▶ **SOURCE MATERIAL**
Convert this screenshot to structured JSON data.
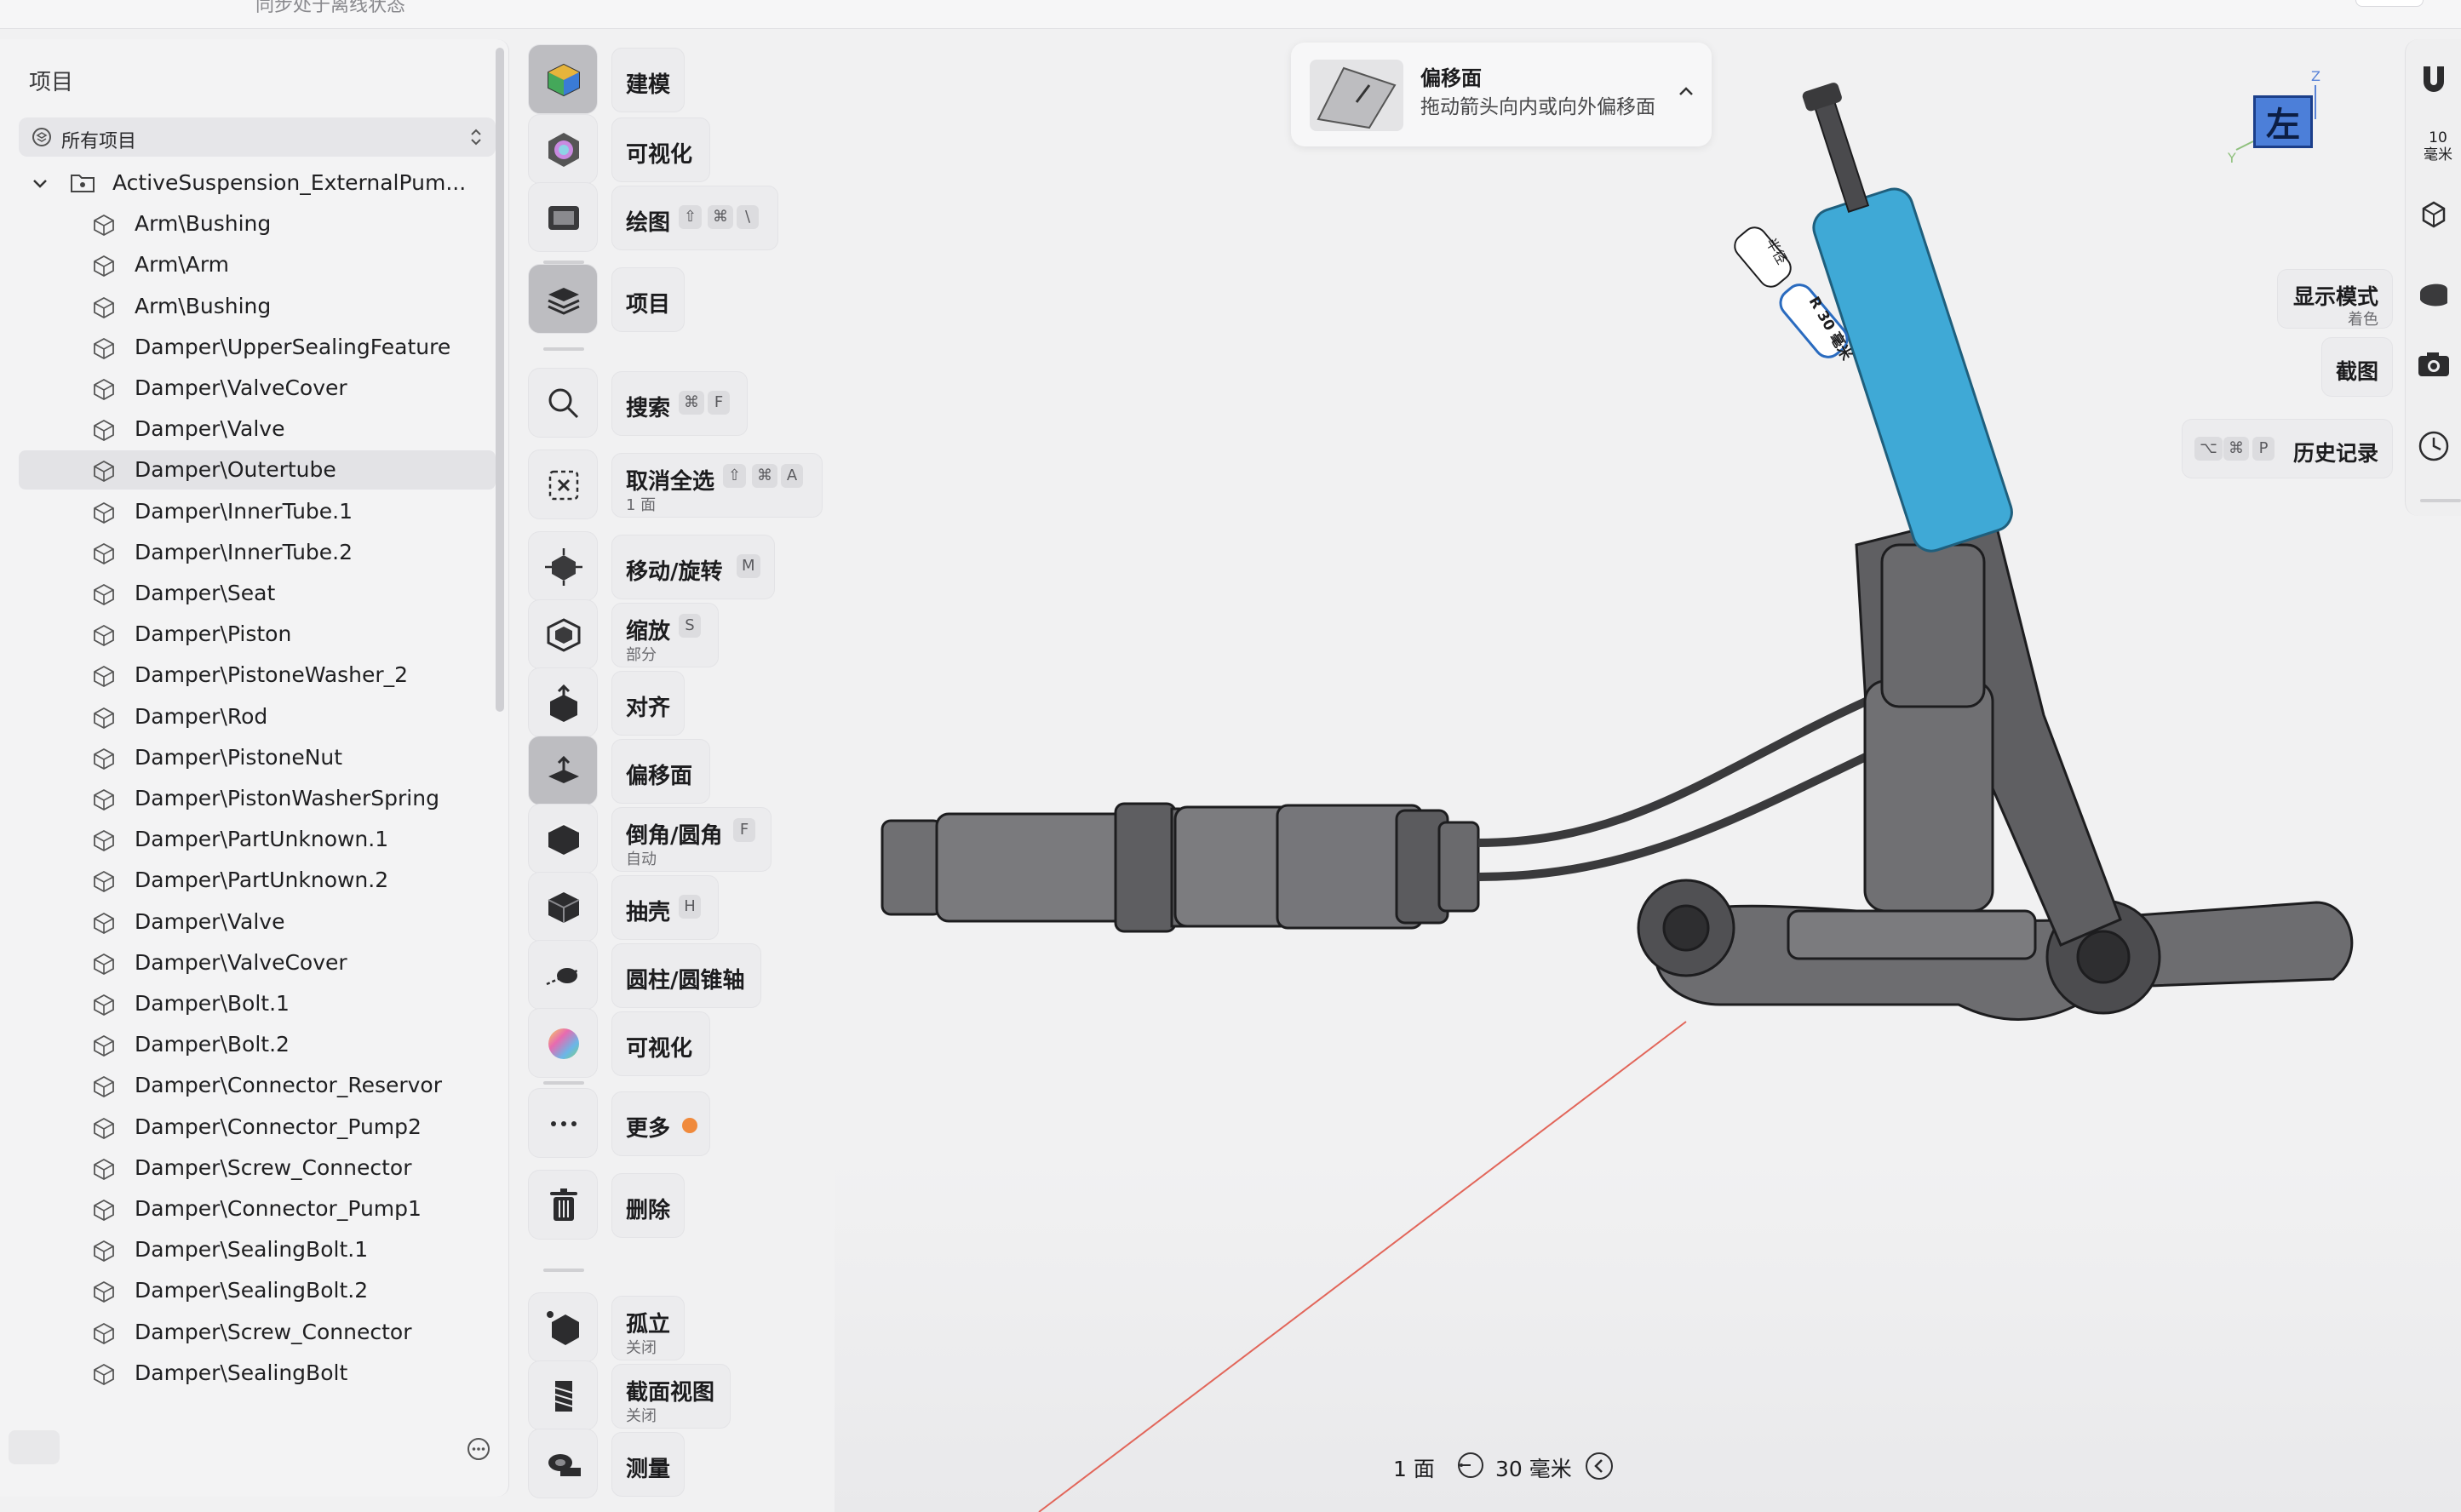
{
  "topbar": {
    "status_text": "同步处于离线状态"
  },
  "sidebar": {
    "title": "项目",
    "filter": {
      "label": "所有项目"
    },
    "root": {
      "label": "ActiveSuspension_ExternalPum..."
    },
    "items": [
      "Arm\\Bushing",
      "Arm\\Arm",
      "Arm\\Bushing",
      "Damper\\UpperSealingFeature",
      "Damper\\ValveCover",
      "Damper\\Valve",
      "Damper\\Outertube",
      "Damper\\InnerTube.1",
      "Damper\\InnerTube.2",
      "Damper\\Seat",
      "Damper\\Piston",
      "Damper\\PistoneWasher_2",
      "Damper\\Rod",
      "Damper\\PistoneNut",
      "Damper\\PistonWasherSpring",
      "Damper\\PartUnknown.1",
      "Damper\\PartUnknown.2",
      "Damper\\Valve",
      "Damper\\ValveCover",
      "Damper\\Bolt.1",
      "Damper\\Bolt.2",
      "Damper\\Connector_Reservor",
      "Damper\\Connector_Pump2",
      "Damper\\Screw_Connector",
      "Damper\\Connector_Pump1",
      "Damper\\SealingBolt.1",
      "Damper\\SealingBolt.2",
      "Damper\\Screw_Connector",
      "Damper\\SealingBolt"
    ],
    "selected_item": "Damper\\Outertube"
  },
  "toolbar": {
    "modeling": "建模",
    "visualize_top": "可视化",
    "sketch": "绘图",
    "sketch_keys": [
      "⇧",
      "⌘",
      "\\"
    ],
    "project": "项目",
    "search": "搜索",
    "search_keys": [
      "⌘",
      "F"
    ],
    "deselect": "取消全选",
    "deselect_sub": "1 面",
    "deselect_keys": [
      "⇧",
      "⌘",
      "A"
    ],
    "move_rotate": "移动/旋转",
    "move_key": "M",
    "scale": "缩放",
    "scale_sub": "部分",
    "scale_key": "S",
    "align": "对齐",
    "offset_face": "偏移面",
    "fillet": "倒角/圆角",
    "fillet_sub": "自动",
    "fillet_key": "F",
    "shell": "抽壳",
    "shell_key": "H",
    "cylinder_axis": "圆柱/圆锥轴",
    "visualize": "可视化",
    "more": "更多",
    "delete": "删除",
    "isolate": "孤立",
    "isolate_sub": "关闭",
    "section_view": "截面视图",
    "section_sub": "关闭",
    "measure": "测量"
  },
  "hint": {
    "title": "偏移面",
    "description": "拖动箭头向内或向外偏移面"
  },
  "navcube": {
    "face": "左",
    "axis_z": "Z",
    "axis_y": "Y"
  },
  "right_panel": {
    "scale_value": "10",
    "scale_unit": "毫米",
    "display_mode": "显示模式",
    "display_mode_sub": "着色",
    "screenshot": "截图",
    "history": "历史记录",
    "history_keys": [
      "⌥",
      "⌘",
      "P"
    ]
  },
  "viewport": {
    "dim_label_1": "半径",
    "dim_label_2": "R 30 毫米"
  },
  "status": {
    "face_count": "1 面",
    "snap_value": "30 毫米"
  },
  "colors": {
    "selected_part": "#3fa9d6",
    "accent_dot": "#f08a3c",
    "axis_line": "#e2665a"
  }
}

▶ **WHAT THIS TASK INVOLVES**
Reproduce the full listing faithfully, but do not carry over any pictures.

▶ **EXERCISE RESPONSE**
Convert this screenshot to structured JSON data.
{
  "topbar": {
    "status_text": "同步处于离线状态"
  },
  "sidebar": {
    "title": "项目",
    "filter": {
      "label": "所有项目"
    },
    "root": {
      "label": "ActiveSuspension_ExternalPum..."
    },
    "items": [
      "Arm\\Bushing",
      "Arm\\Arm",
      "Arm\\Bushing",
      "Damper\\UpperSealingFeature",
      "Damper\\ValveCover",
      "Damper\\Valve",
      "Damper\\Outertube",
      "Damper\\InnerTube.1",
      "Damper\\InnerTube.2",
      "Damper\\Seat",
      "Damper\\Piston",
      "Damper\\PistoneWasher_2",
      "Damper\\Rod",
      "Damper\\PistoneNut",
      "Damper\\PistonWasherSpring",
      "Damper\\PartUnknown.1",
      "Damper\\PartUnknown.2",
      "Damper\\Valve",
      "Damper\\ValveCover",
      "Damper\\Bolt.1",
      "Damper\\Bolt.2",
      "Damper\\Connector_Reservor",
      "Damper\\Connector_Pump2",
      "Damper\\Screw_Connector",
      "Damper\\Connector_Pump1",
      "Damper\\SealingBolt.1",
      "Damper\\SealingBolt.2",
      "Damper\\Screw_Connector",
      "Damper\\SealingBolt"
    ],
    "selected_item": "Damper\\Outertube"
  },
  "toolbar": {
    "modeling": "建模",
    "visualize_top": "可视化",
    "sketch": "绘图",
    "sketch_keys": [
      "⇧",
      "⌘",
      "\\"
    ],
    "project": "项目",
    "search": "搜索",
    "search_keys": [
      "⌘",
      "F"
    ],
    "deselect": "取消全选",
    "deselect_sub": "1 面",
    "deselect_keys": [
      "⇧",
      "⌘",
      "A"
    ],
    "move_rotate": "移动/旋转",
    "move_key": "M",
    "scale": "缩放",
    "scale_sub": "部分",
    "scale_key": "S",
    "align": "对齐",
    "offset_face": "偏移面",
    "fillet": "倒角/圆角",
    "fillet_sub": "自动",
    "fillet_key": "F",
    "shell": "抽壳",
    "shell_key": "H",
    "cylinder_axis": "圆柱/圆锥轴",
    "visualize": "可视化",
    "more": "更多",
    "delete": "删除",
    "isolate": "孤立",
    "isolate_sub": "关闭",
    "section_view": "截面视图",
    "section_sub": "关闭",
    "measure": "测量"
  },
  "hint": {
    "title": "偏移面",
    "description": "拖动箭头向内或向外偏移面"
  },
  "navcube": {
    "face": "左",
    "axis_z": "Z",
    "axis_y": "Y"
  },
  "right_panel": {
    "scale_value": "10",
    "scale_unit": "毫米",
    "display_mode": "显示模式",
    "display_mode_sub": "着色",
    "screenshot": "截图",
    "history": "历史记录",
    "history_keys": [
      "⌥",
      "⌘",
      "P"
    ]
  },
  "viewport": {
    "dim_label_1": "半径",
    "dim_label_2": "R 30 毫米"
  },
  "status": {
    "face_count": "1 面",
    "snap_value": "30 毫米"
  },
  "colors": {
    "selected_part": "#3fa9d6",
    "accent_dot": "#f08a3c",
    "axis_line": "#e2665a"
  }
}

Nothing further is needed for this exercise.